In order to examine the quality of the iodized salt supply, the Ministry of Health recently conducted a nationwide survey after one year of compulsory manufacture and use of iodized salt. The results showed that 80% of the salt used at the household level contained iodine, but only 51% of the samples met the requirement for iodine content (20 mg of iodine per kilogram of salt). At 20 of 22 national monitoring points for iodine-deficiency disorders where iodized salt has been used for a longer period, the salt samples did not meet the required iodine concentration [13]. A case study in Shandong province demonstrated that the iodine content of iodized salt decreased progressively from 75% in the fortification plant, to 49% in county warehouses, to 8% in the local market, and finally to 7.6% in the households [5]. This decrease indicates that in addition to iodine loss, other factors may account for the low levels of iodine found in the salt purchased by consumers, including low levels of iodine added during processing, the use of cheap, uniodized salt (especially in remote, poor areas), and the use of locally produced crude salt as a substrate.
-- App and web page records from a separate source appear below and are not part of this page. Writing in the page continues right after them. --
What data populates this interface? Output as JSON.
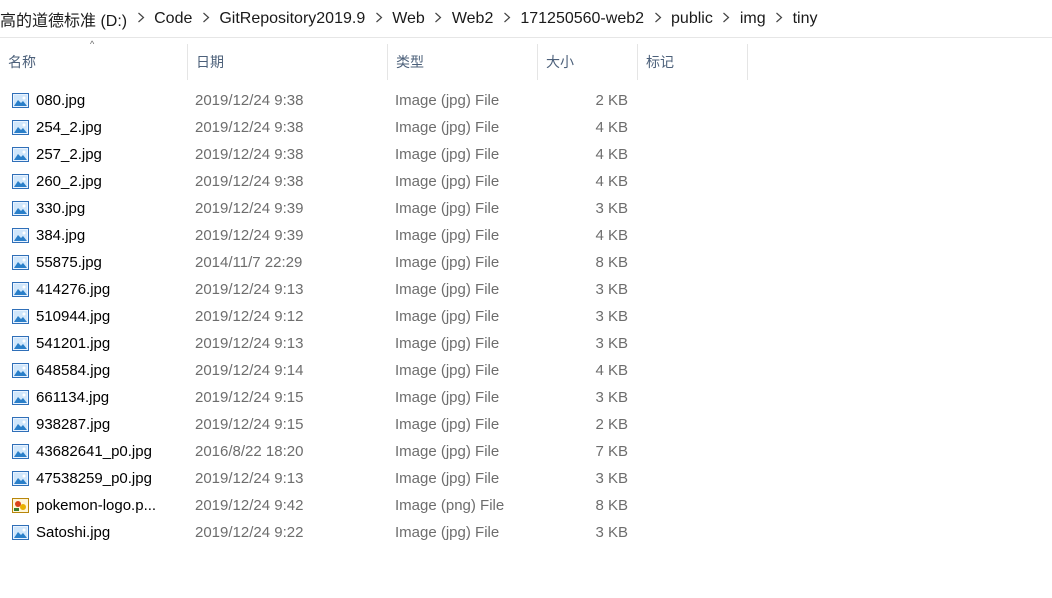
{
  "breadcrumb": {
    "items": [
      "高的道德标准 (D:)",
      "Code",
      "GitRepository2019.9",
      "Web",
      "Web2",
      "171250560-web2",
      "public",
      "img",
      "tiny"
    ],
    "separator_icon": "chevron-right-icon"
  },
  "columns": {
    "name": "名称",
    "date": "日期",
    "type": "类型",
    "size": "大小",
    "tags": "标记",
    "sort_indicator": "^"
  },
  "files": [
    {
      "name": "080.jpg",
      "date": "2019/12/24 9:38",
      "type": "Image (jpg) File",
      "size": "2 KB",
      "icon": "jpg-image-icon"
    },
    {
      "name": "254_2.jpg",
      "date": "2019/12/24 9:38",
      "type": "Image (jpg) File",
      "size": "4 KB",
      "icon": "jpg-image-icon"
    },
    {
      "name": "257_2.jpg",
      "date": "2019/12/24 9:38",
      "type": "Image (jpg) File",
      "size": "4 KB",
      "icon": "jpg-image-icon"
    },
    {
      "name": "260_2.jpg",
      "date": "2019/12/24 9:38",
      "type": "Image (jpg) File",
      "size": "4 KB",
      "icon": "jpg-image-icon"
    },
    {
      "name": "330.jpg",
      "date": "2019/12/24 9:39",
      "type": "Image (jpg) File",
      "size": "3 KB",
      "icon": "jpg-image-icon"
    },
    {
      "name": "384.jpg",
      "date": "2019/12/24 9:39",
      "type": "Image (jpg) File",
      "size": "4 KB",
      "icon": "jpg-image-icon"
    },
    {
      "name": "55875.jpg",
      "date": "2014/11/7 22:29",
      "type": "Image (jpg) File",
      "size": "8 KB",
      "icon": "jpg-image-icon"
    },
    {
      "name": "414276.jpg",
      "date": "2019/12/24 9:13",
      "type": "Image (jpg) File",
      "size": "3 KB",
      "icon": "jpg-image-icon"
    },
    {
      "name": "510944.jpg",
      "date": "2019/12/24 9:12",
      "type": "Image (jpg) File",
      "size": "3 KB",
      "icon": "jpg-image-icon"
    },
    {
      "name": "541201.jpg",
      "date": "2019/12/24 9:13",
      "type": "Image (jpg) File",
      "size": "3 KB",
      "icon": "jpg-image-icon"
    },
    {
      "name": "648584.jpg",
      "date": "2019/12/24 9:14",
      "type": "Image (jpg) File",
      "size": "4 KB",
      "icon": "jpg-image-icon"
    },
    {
      "name": "661134.jpg",
      "date": "2019/12/24 9:15",
      "type": "Image (jpg) File",
      "size": "3 KB",
      "icon": "jpg-image-icon"
    },
    {
      "name": "938287.jpg",
      "date": "2019/12/24 9:15",
      "type": "Image (jpg) File",
      "size": "2 KB",
      "icon": "jpg-image-icon"
    },
    {
      "name": "43682641_p0.jpg",
      "date": "2016/8/22 18:20",
      "type": "Image (jpg) File",
      "size": "7 KB",
      "icon": "jpg-image-icon"
    },
    {
      "name": "47538259_p0.jpg",
      "date": "2019/12/24 9:13",
      "type": "Image (jpg) File",
      "size": "3 KB",
      "icon": "jpg-image-icon"
    },
    {
      "name": "pokemon-logo.p...",
      "date": "2019/12/24 9:42",
      "type": "Image (png) File",
      "size": "8 KB",
      "icon": "png-image-icon"
    },
    {
      "name": "Satoshi.jpg",
      "date": "2019/12/24 9:22",
      "type": "Image (jpg) File",
      "size": "3 KB",
      "icon": "jpg-image-icon"
    }
  ]
}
Cooking loss is another major reason for the failure of control of iodine-deficiency disorders by iodized salt. Since recipes and cooking procedures vary in different parts of the country, and the number of dishes using salt is so large, it is difficult to know the overall iodine loss during cooking, and so far very little information is available. Preliminary unpublished data from the Institute of Nutrition and Food Hygiene of the Chinese Academy of Preventive Medicine show that the loss of iodine during conventional Chinese cooking ranges from 50% to 70%.
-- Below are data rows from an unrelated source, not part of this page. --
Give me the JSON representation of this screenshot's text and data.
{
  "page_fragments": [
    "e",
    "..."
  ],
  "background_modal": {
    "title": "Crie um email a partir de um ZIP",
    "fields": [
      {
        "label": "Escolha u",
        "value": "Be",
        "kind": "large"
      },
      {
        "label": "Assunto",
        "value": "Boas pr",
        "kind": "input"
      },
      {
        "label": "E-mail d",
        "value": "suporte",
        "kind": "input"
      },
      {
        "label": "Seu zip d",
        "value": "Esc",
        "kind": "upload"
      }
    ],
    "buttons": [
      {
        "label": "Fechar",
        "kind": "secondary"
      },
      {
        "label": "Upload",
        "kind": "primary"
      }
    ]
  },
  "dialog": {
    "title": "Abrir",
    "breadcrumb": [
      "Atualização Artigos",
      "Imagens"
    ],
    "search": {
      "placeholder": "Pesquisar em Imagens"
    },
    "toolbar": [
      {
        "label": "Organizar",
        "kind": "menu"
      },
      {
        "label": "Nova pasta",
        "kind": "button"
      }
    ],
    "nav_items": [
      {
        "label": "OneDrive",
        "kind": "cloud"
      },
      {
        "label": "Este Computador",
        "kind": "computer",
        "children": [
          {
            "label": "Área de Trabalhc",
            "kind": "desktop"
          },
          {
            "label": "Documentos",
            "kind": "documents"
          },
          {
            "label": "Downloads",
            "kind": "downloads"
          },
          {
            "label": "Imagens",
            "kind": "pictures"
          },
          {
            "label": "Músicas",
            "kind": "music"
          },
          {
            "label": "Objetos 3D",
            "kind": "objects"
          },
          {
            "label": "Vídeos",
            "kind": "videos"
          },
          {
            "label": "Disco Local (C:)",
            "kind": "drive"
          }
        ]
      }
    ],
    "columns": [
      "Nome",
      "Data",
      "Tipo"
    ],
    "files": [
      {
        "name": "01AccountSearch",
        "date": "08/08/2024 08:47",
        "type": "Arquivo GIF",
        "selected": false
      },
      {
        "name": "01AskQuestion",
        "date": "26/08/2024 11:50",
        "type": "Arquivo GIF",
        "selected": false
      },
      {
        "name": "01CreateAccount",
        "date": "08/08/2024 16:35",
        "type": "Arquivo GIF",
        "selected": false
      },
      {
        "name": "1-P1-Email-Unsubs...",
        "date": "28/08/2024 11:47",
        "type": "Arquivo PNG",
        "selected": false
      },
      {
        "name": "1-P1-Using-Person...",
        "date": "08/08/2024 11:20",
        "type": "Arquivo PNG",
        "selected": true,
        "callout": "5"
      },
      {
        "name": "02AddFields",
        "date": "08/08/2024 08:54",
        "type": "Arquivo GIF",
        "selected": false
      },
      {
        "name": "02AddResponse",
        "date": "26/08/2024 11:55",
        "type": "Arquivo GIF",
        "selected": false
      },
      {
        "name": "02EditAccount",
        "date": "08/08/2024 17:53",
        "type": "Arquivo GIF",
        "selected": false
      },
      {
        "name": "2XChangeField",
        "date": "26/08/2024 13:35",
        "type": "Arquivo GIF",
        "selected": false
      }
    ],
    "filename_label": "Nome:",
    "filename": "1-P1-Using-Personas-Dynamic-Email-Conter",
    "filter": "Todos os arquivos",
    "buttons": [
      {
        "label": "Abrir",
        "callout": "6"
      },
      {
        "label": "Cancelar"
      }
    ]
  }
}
At present the Chinese recommended daily intake of iodine is 150 to 200 mg per person per day, and the criteria for elimination of iodine-deficiency disorders in children aged 7 to 14 years are a prevalence of endemic goitre of less than 5% and urinary iodine content above 100 mg/L. According to the nationwide nutrition survey conducted in 1992, the mean daily intake of salt was 13.8 g per person, indicating that the daily intake of iodine should have been 276 mg per person based on the government fortification standard of 20 mg/kg. Taking all these factors into account, the dietary intake situation is far from satisfactory.


Major problems in iodine fortification

The Chinese government is determined to reach the goal of elimination of iodine-deficiency disorders by the year 2000 by using iodized salt as the major control measure in the general population. The national iodized salt programme has been implemented since early 1955, but there are major problems in enforcing it. These problems include the use of uniodized salt in remote rural areas combined with the lack of adequate processing technology in these areas, which results in iodized salt of poor quality that does not meet the national standard; an unsatisfactory system for monitoring the quality of iodized salt, which provides no guarantee that the salt used by consumers will meet the national standard; the lack of knowledge of the public health significance of iodine-deficiency disorders and the importance of iodized salt for its control among the marketing staffs of companies that process and sell salt; the loss of iodine during storage and cooking; and the absence of nationwide systematic studies on the effectiveness of iodized salt in controlling iodine-deficiency disorders (although its effectiveness in individual areas has been established). The appropriate concentration of iodine in salt for the Chinese population has not been established, given the characteristics of salt manufacturing, transportation, storage, and cooking. There is much to do to achieve the government’s goal of eliminating iodine-deficiency disorders in China by the year 2000.